◆ Material provided ◆
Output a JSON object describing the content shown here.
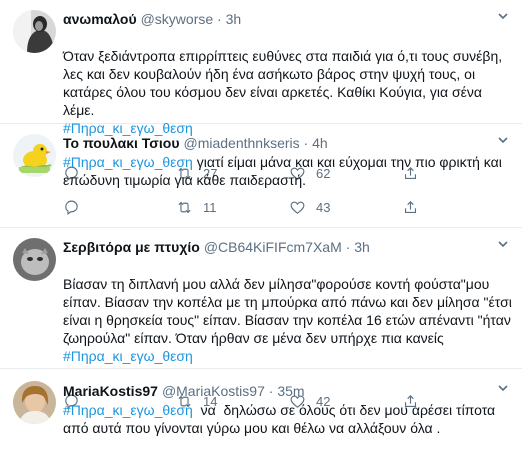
{
  "tweets": [
    {
      "name": "ανωmαλού",
      "handle": "@skyworse",
      "dot": "·",
      "time": "3h",
      "text": "Όταν ξεδιάντροπα επιρρίπτεις ευθύνες στα παιδιά για ό,τι τους συνέβη, λες και δεν κουβαλούν ήδη ένα ασήκωτο βάρος στην ψυχή τους, οι κατάρες όλου του κόσμου δεν είναι αρκετές. Καθίκι Κούγια, για σένα λέμε.",
      "hashtag": "#Πηρα_κι_εγω_θεση",
      "after_hashtag": "",
      "replies": "",
      "retweets": "27",
      "likes": "62"
    },
    {
      "name": "Το πουλακι Τσιου",
      "handle": "@miadenthnkseris",
      "dot": "·",
      "time": "4h",
      "text": "",
      "hashtag": "#Πηρα_κι_εγω_θεση",
      "after_hashtag": " γιατί είμαι μάνα και και εύχομαι την πιο φρικτή και επώδυνη τιμωρία για κάθε παιδεραστή.",
      "replies": "",
      "retweets": "11",
      "likes": "43"
    },
    {
      "name": "Σερβιτόρα με πτυχίο",
      "handle": "@CB64KiFIFcm7XaM",
      "dot": "·",
      "time": "3h",
      "text": "Βίασαν τη διπλανή μου αλλά δεν μίλησα\"φορούσε κοντή φούστα\"μου είπαν. Βίασαν την κοπέλα με τη μπούρκα από πάνω και δεν μίλησα \"έτσι είναι η θρησκεία τους\" είπαν. Βίασαν την κοπέλα 16 ετών απέναντι \"ήταν ζωηρούλα\" είπαν. Όταν ήρθαν σε μένα δεν υπήρχε πια κανείς",
      "hashtag": "#Πηρα_κι_εγω_θεση",
      "after_hashtag": "",
      "replies": "",
      "retweets": "14",
      "likes": "42"
    },
    {
      "name": "MariaKostis97",
      "handle": "@MariaKostis97",
      "dot": "·",
      "time": "35m",
      "text": "",
      "hashtag": "#Πηρα_κι_εγω_θεση",
      "after_hashtag": "  να  δηλώσω σε όλους ότι δεν μου αρέσει τίποτα από αυτά που γίνονται γύρω μου και θέλω να αλλάξουν όλα .",
      "replies": "",
      "retweets": "",
      "likes": ""
    }
  ],
  "icons": {
    "reply": "reply-icon",
    "retweet": "retweet-icon",
    "like": "heart-icon",
    "share": "share-icon",
    "caret": "chevron-down-icon"
  },
  "colors": {
    "hashtag": "#1b95e0",
    "secondary": "#5b7083",
    "divider": "#e6ecf0"
  }
}
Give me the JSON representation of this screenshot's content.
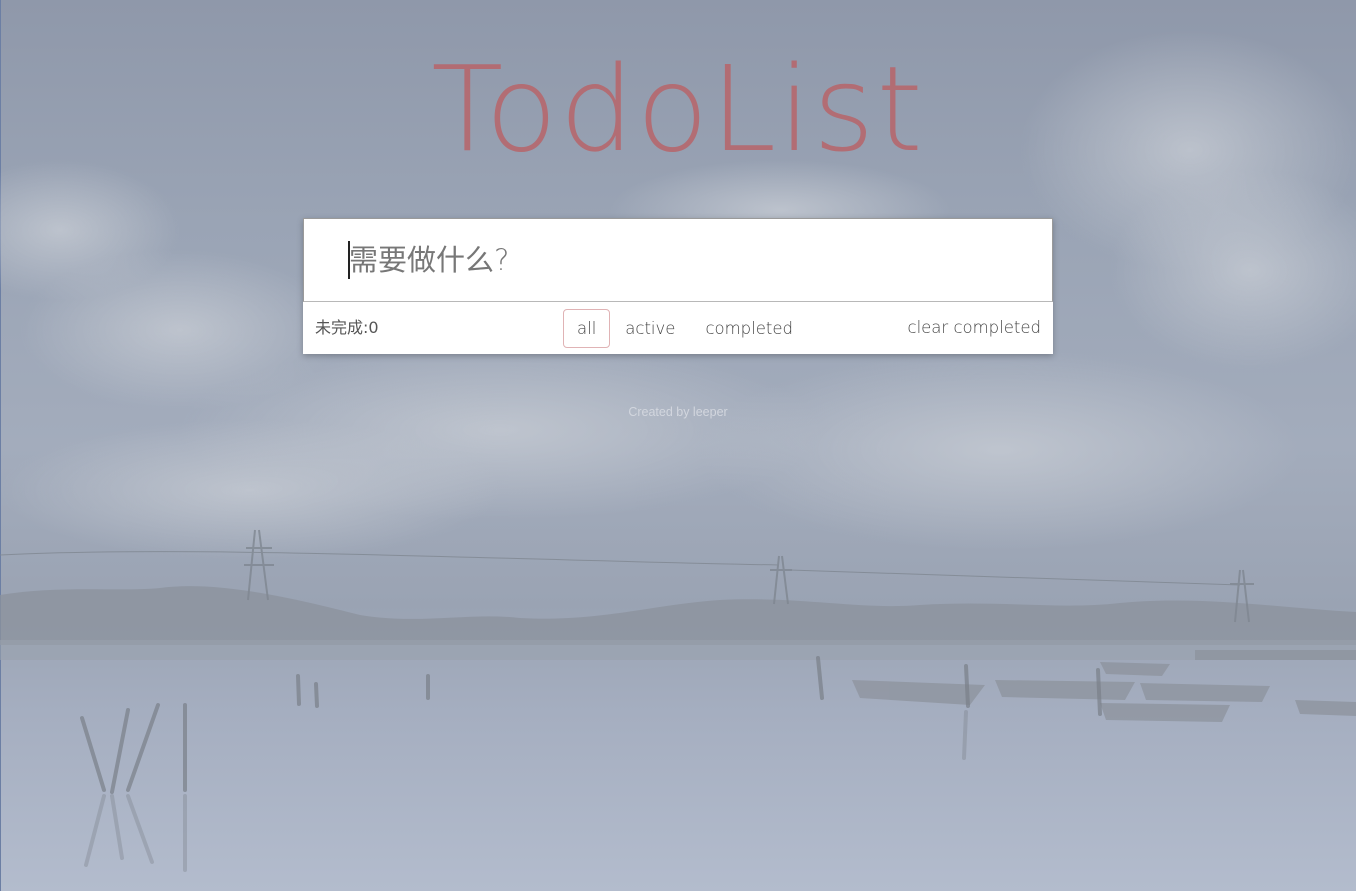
{
  "app": {
    "title": "TodoList"
  },
  "input": {
    "placeholder": "需要做什么?",
    "value": ""
  },
  "footer": {
    "count_label": "未完成:",
    "count_value": "0",
    "filters": [
      {
        "label": "all",
        "selected": true
      },
      {
        "label": "active",
        "selected": false
      },
      {
        "label": "completed",
        "selected": false
      }
    ],
    "clear_label": "clear completed"
  },
  "credit": {
    "text": "Created by leeper"
  },
  "colors": {
    "title": "#b5696f",
    "selected_filter_border": "#e0b3b5",
    "background": "#9aa4b5"
  }
}
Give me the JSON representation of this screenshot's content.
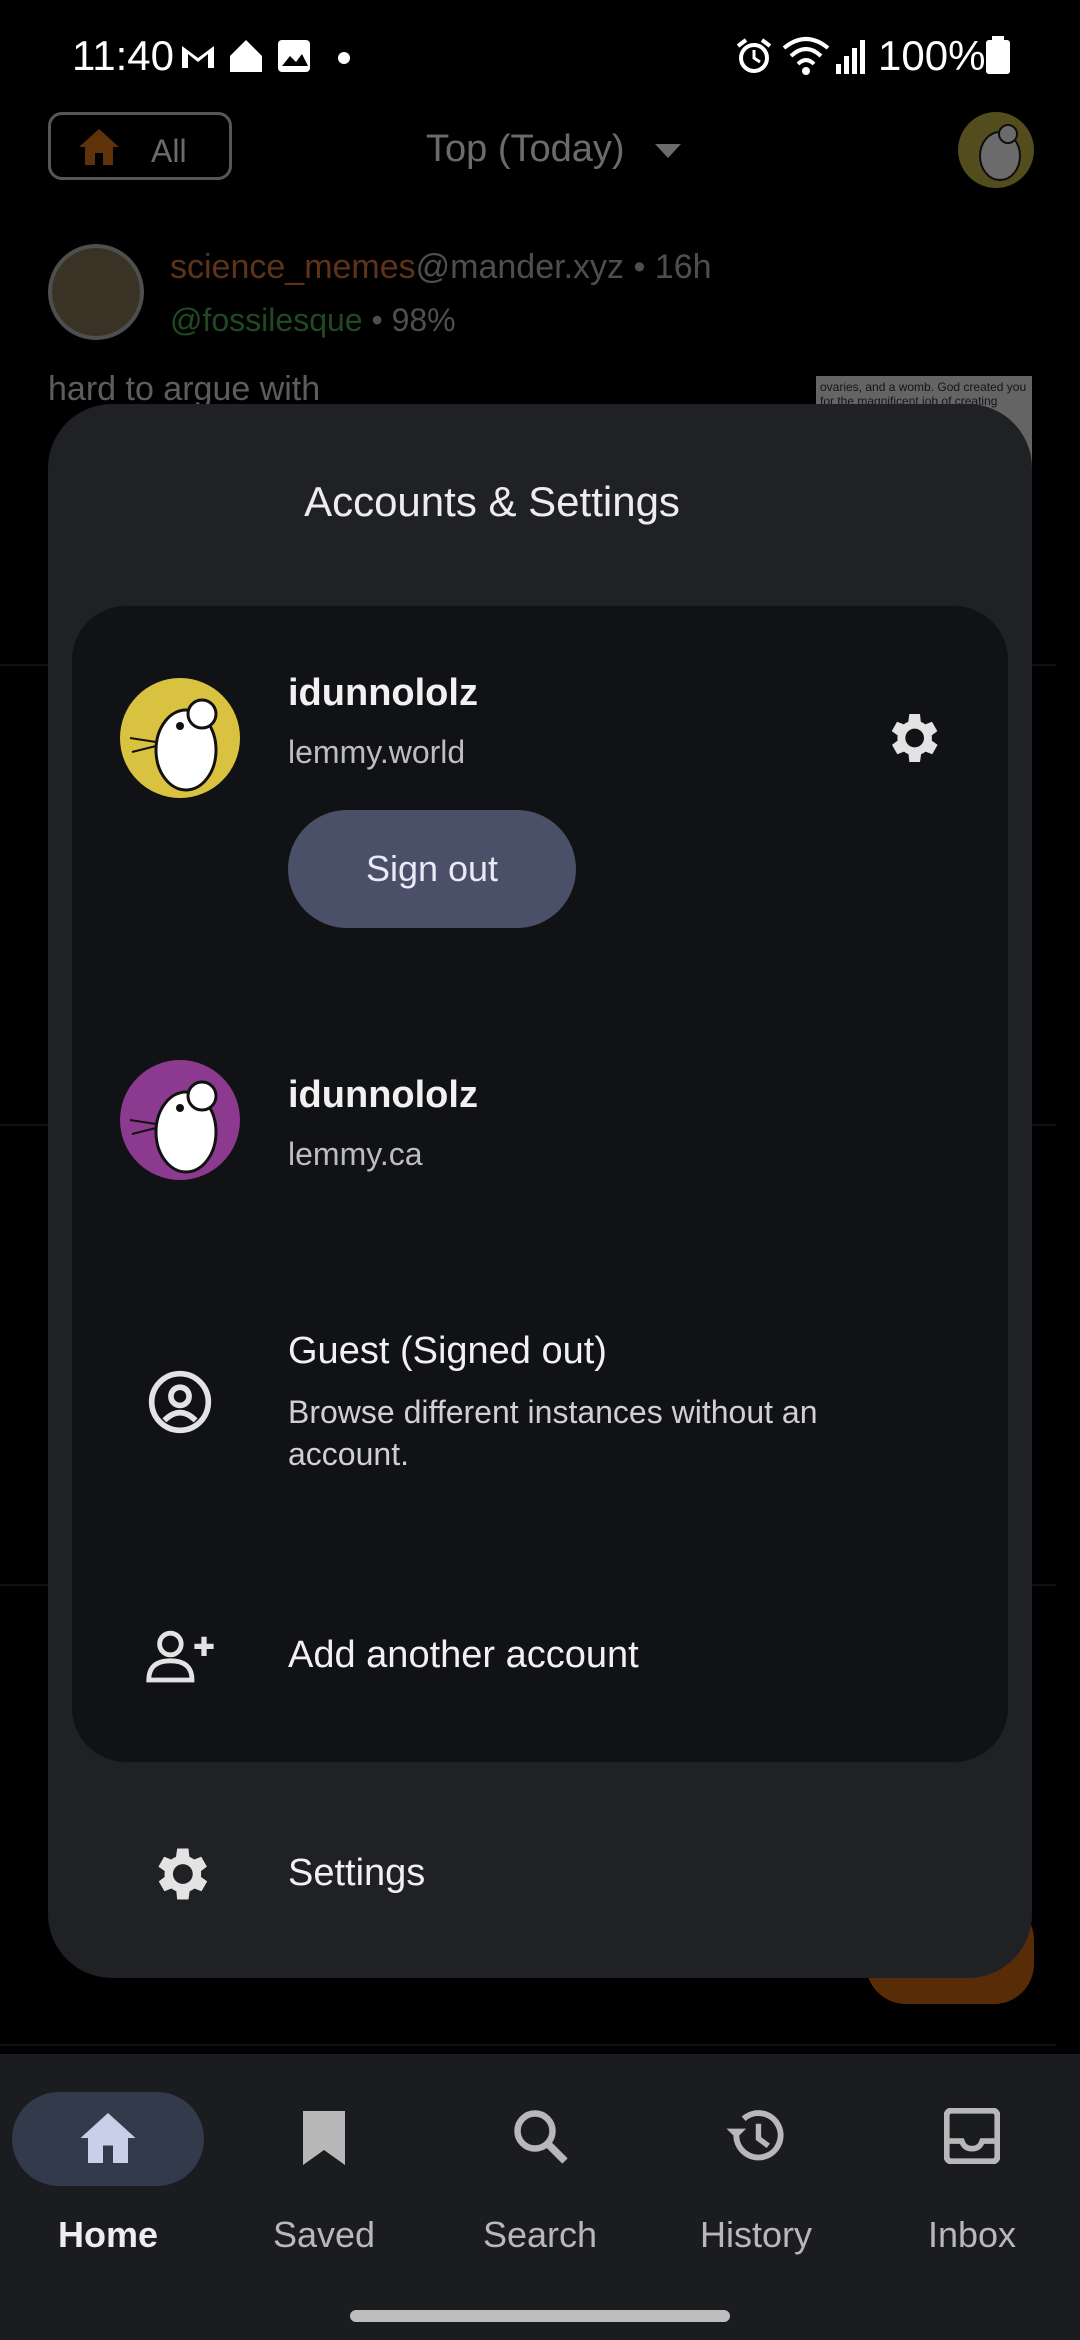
{
  "status_bar": {
    "time": "11:40",
    "battery": "100%"
  },
  "top_bar": {
    "filter_label": "All",
    "sort_label": "Top (Today)"
  },
  "post": {
    "community": "science_memes",
    "instance": "@mander.xyz",
    "age": " • 16h",
    "user": "@fossilesque",
    "score": " • 98%",
    "title": "hard to argue with",
    "thumb_text": "ovaries, and a womb. God created you for the magnificent job of creating"
  },
  "sheet": {
    "title": "Accounts & Settings",
    "accounts": [
      {
        "name": "idunnololz",
        "instance": "lemmy.world",
        "avatar_color": "#d9c23f"
      },
      {
        "name": "idunnololz",
        "instance": "lemmy.ca",
        "avatar_color": "#8b3a8f"
      }
    ],
    "sign_out_label": "Sign out",
    "guest": {
      "title": "Guest (Signed out)",
      "description_line1": "Browse different instances without an",
      "description_line2": "account."
    },
    "add_account_label": "Add another account",
    "settings_label": "Settings"
  },
  "bottom_nav": {
    "items": [
      {
        "label": "Home",
        "icon": "home-icon",
        "active": true
      },
      {
        "label": "Saved",
        "icon": "bookmark-icon"
      },
      {
        "label": "Search",
        "icon": "search-icon"
      },
      {
        "label": "History",
        "icon": "history-icon"
      },
      {
        "label": "Inbox",
        "icon": "inbox-icon"
      }
    ]
  },
  "colors": {
    "accent_orange": "#d06a10",
    "sign_out_bg": "#4a5068",
    "sheet_bg": "#202125",
    "card_bg": "#111215"
  }
}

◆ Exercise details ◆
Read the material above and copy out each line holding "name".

◆ Problem solution ◆
      "name": "ανωmαλού",
      "name": "Το πουλακι Τσιου",
      "name": "Σερβιτόρα με πτυχίο",
      "name": "MariaKostis97",
        "name": "idunnololz",
        "name": "idunnololz",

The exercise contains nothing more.